) (1994) (lack of commitment and dedication to the community); Jones v. State, 226 Ga. App. 428
, 429 (1) (c) (487 SE2d 62
) (1997) (possible bias against police); Thompson v. State, 194 Ga. App. 163 (2) (390 SE2d 253) (1990)
(inattention). Apparently, a young white prospective juror was accepted by the State as an alternate, but, unlike the African-American juror, she had been a victim of a crime. Thus, the two are not comparable. The alternate juror, despite her youth, became acceptable to the State due to an additional attribute, whereas the stricken juror continued to be unacceptable because youth remained the overriding factor in assessing him for jury service. See Freeman v. State, 268 Ga. 181
, 183 (1) (486 SE2d 161
) (1997). Compare Blair v. State, 267 Ga. 166
, 167 (2) (476 SE2d 263
) (1996). A trial court's findings with regard to a Batson motion are entitled to great deference and will be accepted unless clearly erroneous. Barnes v. State, 269 Ga. 345
, 349 (6) (496 SE2d 674

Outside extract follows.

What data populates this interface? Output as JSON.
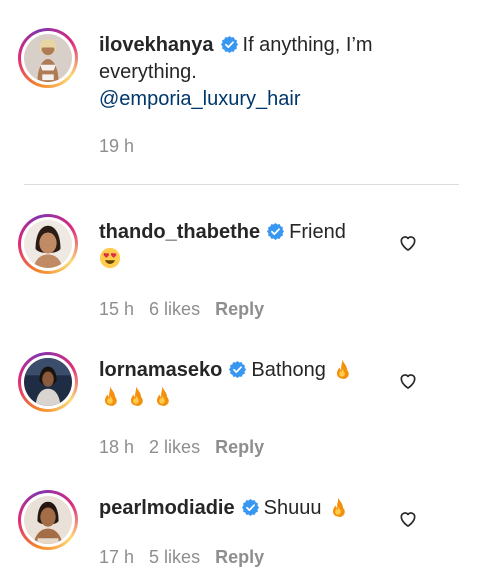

) (1998). Applying that standard here, the trial court did not err in denying Roundtree's Batson motion.
6. The trial court allowed evidence of the crimes to which Roundtree pled guilty in 1989 over his objection to their remoteness. Because of their similarity to the indicted crimes which he denied committing, the State proffered evidence of Roundtree's prior offenses as relevant to the issue of identity. See Smith v. State, 267 Ga. 363
, 364 (3) (478 SE2d 379
) (1996). Those prior offenses were not so remote as to be irrelevant to the issue of identity, especially since Roundtree had been incarcerated for most of the intervening period and, thus, had no opportunity to commit any other offenses. See Moore v. State, 207 Ga. App. 412
, 416 (1) (b) (427 SE2d 779
) (1993). Moreover, without regard to the similarity of the prior offenses, it appears that evidence thereof would be admissible to prove an element of Roundtree's guilt of the crime of possession of a firearm by a convicted felon. See Prather v. State, 247 Ga. 789
, 790 (2) (279 SE2d 697
Spencer Lawton, Jr., District Attorney, Jon Hope, Assistant District Attorney, Thurbert E. Baker, Attorney General, Paula K. Smith, Senior Assistant Attorney General, Frank A. Ilardi, Assistant Attorney General, for appellee.